*Instructions to follow*
Would you output all the lines below precisely as they stand, leaving each picture out?

Element data from apps and pages

================================

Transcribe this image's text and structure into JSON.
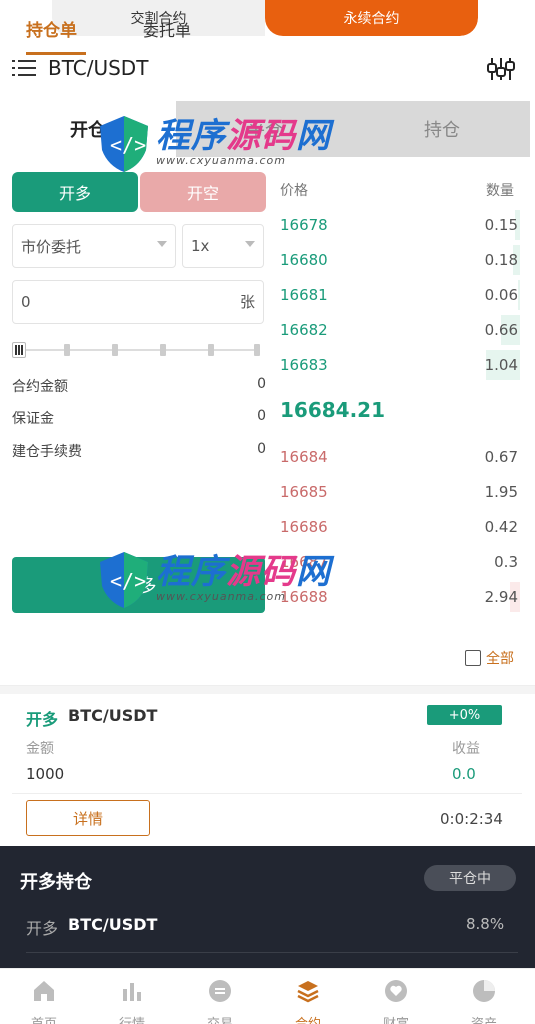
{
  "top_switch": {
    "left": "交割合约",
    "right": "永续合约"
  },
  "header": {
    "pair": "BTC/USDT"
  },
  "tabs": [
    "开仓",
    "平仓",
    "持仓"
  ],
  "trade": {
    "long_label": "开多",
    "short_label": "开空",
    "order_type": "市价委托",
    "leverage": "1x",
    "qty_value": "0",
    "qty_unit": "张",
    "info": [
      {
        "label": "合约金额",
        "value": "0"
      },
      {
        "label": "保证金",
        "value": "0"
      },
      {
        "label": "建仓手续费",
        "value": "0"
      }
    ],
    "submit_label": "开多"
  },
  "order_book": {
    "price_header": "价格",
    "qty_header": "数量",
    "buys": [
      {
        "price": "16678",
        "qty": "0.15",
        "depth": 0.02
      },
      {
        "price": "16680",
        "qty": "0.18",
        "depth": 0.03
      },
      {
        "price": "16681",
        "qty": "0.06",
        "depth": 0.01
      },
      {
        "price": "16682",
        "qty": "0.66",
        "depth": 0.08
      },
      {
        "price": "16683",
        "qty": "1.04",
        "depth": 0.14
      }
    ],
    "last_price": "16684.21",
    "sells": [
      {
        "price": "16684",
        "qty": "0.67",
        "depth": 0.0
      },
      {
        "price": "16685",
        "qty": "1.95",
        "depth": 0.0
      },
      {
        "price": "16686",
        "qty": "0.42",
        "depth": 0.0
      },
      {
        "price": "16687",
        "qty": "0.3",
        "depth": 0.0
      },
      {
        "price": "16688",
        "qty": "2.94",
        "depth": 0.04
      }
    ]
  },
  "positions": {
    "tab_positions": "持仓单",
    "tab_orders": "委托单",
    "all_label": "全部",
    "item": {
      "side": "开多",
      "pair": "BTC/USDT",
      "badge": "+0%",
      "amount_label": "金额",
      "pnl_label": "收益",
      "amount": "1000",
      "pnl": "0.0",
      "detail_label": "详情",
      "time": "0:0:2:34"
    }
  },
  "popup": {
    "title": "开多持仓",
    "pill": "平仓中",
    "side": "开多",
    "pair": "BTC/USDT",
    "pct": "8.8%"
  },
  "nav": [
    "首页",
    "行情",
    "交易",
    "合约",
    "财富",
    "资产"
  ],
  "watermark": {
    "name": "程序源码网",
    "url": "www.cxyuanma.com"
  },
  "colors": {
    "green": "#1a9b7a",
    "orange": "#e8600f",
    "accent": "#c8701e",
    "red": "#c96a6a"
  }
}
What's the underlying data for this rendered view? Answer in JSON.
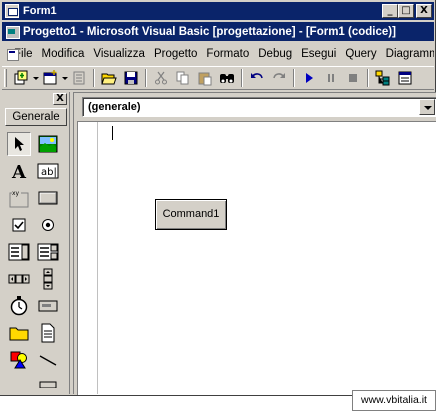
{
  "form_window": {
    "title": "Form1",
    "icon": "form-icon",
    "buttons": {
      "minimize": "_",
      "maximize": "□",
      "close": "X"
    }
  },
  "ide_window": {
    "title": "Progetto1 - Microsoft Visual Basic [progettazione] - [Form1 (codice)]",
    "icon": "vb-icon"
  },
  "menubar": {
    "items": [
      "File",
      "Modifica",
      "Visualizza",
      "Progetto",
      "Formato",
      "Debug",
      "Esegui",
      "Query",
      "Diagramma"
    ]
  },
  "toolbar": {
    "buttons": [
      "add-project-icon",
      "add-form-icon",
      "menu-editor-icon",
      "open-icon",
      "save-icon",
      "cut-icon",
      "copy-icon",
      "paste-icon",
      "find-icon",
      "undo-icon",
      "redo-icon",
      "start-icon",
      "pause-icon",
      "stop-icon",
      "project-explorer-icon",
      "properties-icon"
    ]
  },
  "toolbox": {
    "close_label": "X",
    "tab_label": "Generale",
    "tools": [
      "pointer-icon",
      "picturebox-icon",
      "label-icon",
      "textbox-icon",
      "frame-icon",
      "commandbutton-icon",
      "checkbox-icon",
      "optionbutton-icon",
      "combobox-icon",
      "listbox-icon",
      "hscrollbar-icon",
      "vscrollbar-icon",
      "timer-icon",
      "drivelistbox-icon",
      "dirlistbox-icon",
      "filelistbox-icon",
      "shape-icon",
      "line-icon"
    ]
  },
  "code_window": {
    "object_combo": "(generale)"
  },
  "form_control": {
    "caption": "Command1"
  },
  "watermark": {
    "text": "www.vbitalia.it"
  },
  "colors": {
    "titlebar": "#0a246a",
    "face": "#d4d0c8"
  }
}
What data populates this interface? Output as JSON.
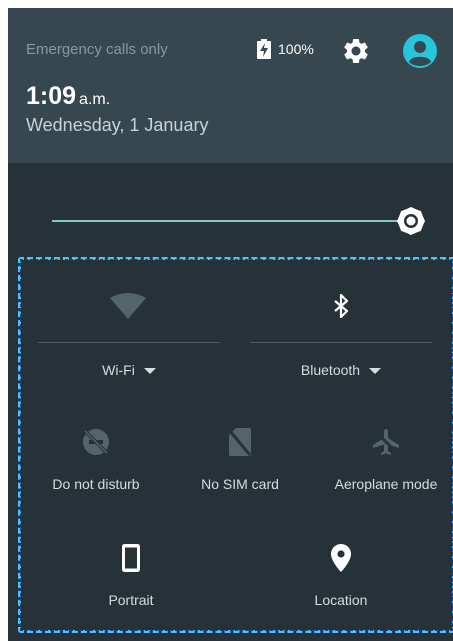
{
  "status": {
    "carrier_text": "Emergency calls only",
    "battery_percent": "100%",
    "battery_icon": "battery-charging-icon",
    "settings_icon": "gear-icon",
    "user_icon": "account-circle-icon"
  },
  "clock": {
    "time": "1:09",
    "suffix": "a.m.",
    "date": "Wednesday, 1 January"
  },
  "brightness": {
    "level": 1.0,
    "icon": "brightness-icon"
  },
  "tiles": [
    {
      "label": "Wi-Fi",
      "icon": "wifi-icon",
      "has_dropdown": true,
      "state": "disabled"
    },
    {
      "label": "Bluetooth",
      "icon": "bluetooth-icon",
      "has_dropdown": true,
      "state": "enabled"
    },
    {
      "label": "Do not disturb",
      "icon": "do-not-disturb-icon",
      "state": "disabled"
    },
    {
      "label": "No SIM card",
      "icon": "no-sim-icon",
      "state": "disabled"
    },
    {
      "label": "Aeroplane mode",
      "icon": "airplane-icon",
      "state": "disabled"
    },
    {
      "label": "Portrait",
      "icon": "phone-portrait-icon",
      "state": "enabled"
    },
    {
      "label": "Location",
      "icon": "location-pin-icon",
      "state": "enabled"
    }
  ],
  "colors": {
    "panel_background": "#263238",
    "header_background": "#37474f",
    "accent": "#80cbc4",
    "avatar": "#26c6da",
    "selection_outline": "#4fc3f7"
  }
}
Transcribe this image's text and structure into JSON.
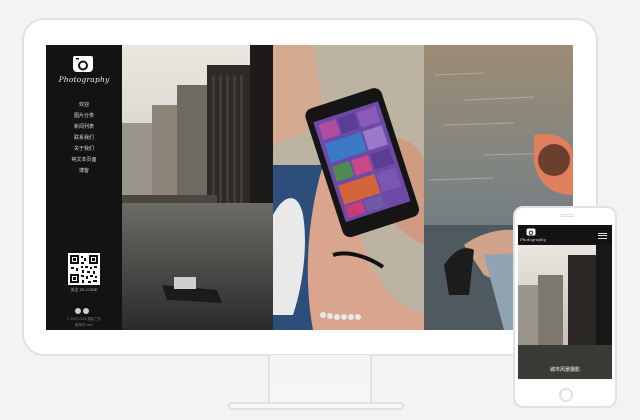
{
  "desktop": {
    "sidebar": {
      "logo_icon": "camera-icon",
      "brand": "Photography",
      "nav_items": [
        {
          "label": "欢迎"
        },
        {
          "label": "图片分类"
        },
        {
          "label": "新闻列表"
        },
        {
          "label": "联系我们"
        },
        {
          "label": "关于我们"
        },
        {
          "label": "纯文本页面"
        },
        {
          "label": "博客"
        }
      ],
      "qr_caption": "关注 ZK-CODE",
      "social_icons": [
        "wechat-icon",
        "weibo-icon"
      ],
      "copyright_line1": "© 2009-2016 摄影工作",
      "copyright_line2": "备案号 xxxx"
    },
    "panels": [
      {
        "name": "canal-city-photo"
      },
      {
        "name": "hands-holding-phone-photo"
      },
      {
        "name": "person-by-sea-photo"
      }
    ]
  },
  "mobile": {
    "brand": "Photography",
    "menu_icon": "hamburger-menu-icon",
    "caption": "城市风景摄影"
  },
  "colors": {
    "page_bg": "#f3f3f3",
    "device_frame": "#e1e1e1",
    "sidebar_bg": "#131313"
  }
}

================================

*Finished task*
Transcribe this image's text and structure into JSON.
{
  "top_switch": {
    "left": "交割合约",
    "right": "永续合约"
  },
  "header": {
    "pair": "BTC/USDT"
  },
  "tabs": [
    "开仓",
    "平仓",
    "持仓"
  ],
  "trade": {
    "long_label": "开多",
    "short_label": "开空",
    "order_type": "市价委托",
    "leverage": "1x",
    "qty_value": "0",
    "qty_unit": "张",
    "info": [
      {
        "label": "合约金额",
        "value": "0"
      },
      {
        "label": "保证金",
        "value": "0"
      },
      {
        "label": "建仓手续费",
        "value": "0"
      }
    ],
    "submit_label": "开多"
  },
  "order_book": {
    "price_header": "价格",
    "qty_header": "数量",
    "buys": [
      {
        "price": "16678",
        "qty": "0.15",
        "depth": 0.02
      },
      {
        "price": "16680",
        "qty": "0.18",
        "depth": 0.03
      },
      {
        "price": "16681",
        "qty": "0.06",
        "depth": 0.01
      },
      {
        "price": "16682",
        "qty": "0.66",
        "depth": 0.08
      },
      {
        "price": "16683",
        "qty": "1.04",
        "depth": 0.14
      }
    ],
    "last_price": "16684.21",
    "sells": [
      {
        "price": "16684",
        "qty": "0.67",
        "depth": 0.0
      },
      {
        "price": "16685",
        "qty": "1.95",
        "depth": 0.0
      },
      {
        "price": "16686",
        "qty": "0.42",
        "depth": 0.0
      },
      {
        "price": "16687",
        "qty": "0.3",
        "depth": 0.0
      },
      {
        "price": "16688",
        "qty": "2.94",
        "depth": 0.04
      }
    ]
  },
  "positions": {
    "tab_positions": "持仓单",
    "tab_orders": "委托单",
    "all_label": "全部",
    "item": {
      "side": "开多",
      "pair": "BTC/USDT",
      "badge": "+0%",
      "amount_label": "金额",
      "pnl_label": "收益",
      "amount": "1000",
      "pnl": "0.0",
      "detail_label": "详情",
      "time": "0:0:2:34"
    }
  },
  "popup": {
    "title": "开多持仓",
    "pill": "平仓中",
    "side": "开多",
    "pair": "BTC/USDT",
    "pct": "8.8%"
  },
  "nav": [
    "首页",
    "行情",
    "交易",
    "合约",
    "财富",
    "资产"
  ],
  "watermark": {
    "name": "程序源码网",
    "url": "www.cxyuanma.com"
  },
  "colors": {
    "green": "#1a9b7a",
    "orange": "#e8600f",
    "accent": "#c8701e",
    "red": "#c96a6a"
  }
}
What's the underlying data for this rendered view? Answer in JSON.
{
  "form_window": {
    "title": "Form1",
    "icon": "form-icon",
    "buttons": {
      "minimize": "_",
      "maximize": "□",
      "close": "X"
    }
  },
  "ide_window": {
    "title": "Progetto1 - Microsoft Visual Basic [progettazione] - [Form1 (codice)]",
    "icon": "vb-icon"
  },
  "menubar": {
    "items": [
      "File",
      "Modifica",
      "Visualizza",
      "Progetto",
      "Formato",
      "Debug",
      "Esegui",
      "Query",
      "Diagramma"
    ]
  },
  "toolbar": {
    "buttons": [
      "add-project-icon",
      "add-form-icon",
      "menu-editor-icon",
      "open-icon",
      "save-icon",
      "cut-icon",
      "copy-icon",
      "paste-icon",
      "find-icon",
      "undo-icon",
      "redo-icon",
      "start-icon",
      "pause-icon",
      "stop-icon",
      "project-explorer-icon",
      "properties-icon"
    ]
  },
  "toolbox": {
    "close_label": "X",
    "tab_label": "Generale",
    "tools": [
      "pointer-icon",
      "picturebox-icon",
      "label-icon",
      "textbox-icon",
      "frame-icon",
      "commandbutton-icon",
      "checkbox-icon",
      "optionbutton-icon",
      "combobox-icon",
      "listbox-icon",
      "hscrollbar-icon",
      "vscrollbar-icon",
      "timer-icon",
      "drivelistbox-icon",
      "dirlistbox-icon",
      "filelistbox-icon",
      "shape-icon",
      "line-icon"
    ]
  },
  "code_window": {
    "object_combo": "(generale)"
  },
  "form_control": {
    "caption": "Command1"
  },
  "watermark": {
    "text": "www.vbitalia.it"
  },
  "colors": {
    "titlebar": "#0a246a",
    "face": "#d4d0c8"
  }
}
What data populates this interface? Output as JSON.
{
  "status": {
    "carrier_text": "Emergency calls only",
    "battery_percent": "100%",
    "battery_icon": "battery-charging-icon",
    "settings_icon": "gear-icon",
    "user_icon": "account-circle-icon"
  },
  "clock": {
    "time": "1:09",
    "suffix": "a.m.",
    "date": "Wednesday, 1 January"
  },
  "brightness": {
    "level": 1.0,
    "icon": "brightness-icon"
  },
  "tiles": [
    {
      "label": "Wi-Fi",
      "icon": "wifi-icon",
      "has_dropdown": true,
      "state": "disabled"
    },
    {
      "label": "Bluetooth",
      "icon": "bluetooth-icon",
      "has_dropdown": true,
      "state": "enabled"
    },
    {
      "label": "Do not disturb",
      "icon": "do-not-disturb-icon",
      "state": "disabled"
    },
    {
      "label": "No SIM card",
      "icon": "no-sim-icon",
      "state": "disabled"
    },
    {
      "label": "Aeroplane mode",
      "icon": "airplane-icon",
      "state": "disabled"
    },
    {
      "label": "Portrait",
      "icon": "phone-portrait-icon",
      "state": "enabled"
    },
    {
      "label": "Location",
      "icon": "location-pin-icon",
      "state": "enabled"
    }
  ],
  "colors": {
    "panel_background": "#263238",
    "header_background": "#37474f",
    "accent": "#80cbc4",
    "avatar": "#26c6da",
    "selection_outline": "#4fc3f7"
  }
}
Transcribe this image's text and structure into JSON.
{
  "desktop": {
    "sidebar": {
      "logo_icon": "camera-icon",
      "brand": "Photography",
      "nav_items": [
        {
          "label": "欢迎"
        },
        {
          "label": "图片分类"
        },
        {
          "label": "新闻列表"
        },
        {
          "label": "联系我们"
        },
        {
          "label": "关于我们"
        },
        {
          "label": "纯文本页面"
        },
        {
          "label": "博客"
        }
      ],
      "qr_caption": "关注 ZK-CODE",
      "social_icons": [
        "wechat-icon",
        "weibo-icon"
      ],
      "copyright_line1": "© 2009-2016 摄影工作",
      "copyright_line2": "备案号 xxxx"
    },
    "panels": [
      {
        "name": "canal-city-photo"
      },
      {
        "name": "hands-holding-phone-photo"
      },
      {
        "name": "person-by-sea-photo"
      }
    ]
  },
  "mobile": {
    "brand": "Photography",
    "menu_icon": "hamburger-menu-icon",
    "caption": "城市风景摄影"
  },
  "colors": {
    "page_bg": "#f3f3f3",
    "device_frame": "#e1e1e1",
    "sidebar_bg": "#131313"
  }
}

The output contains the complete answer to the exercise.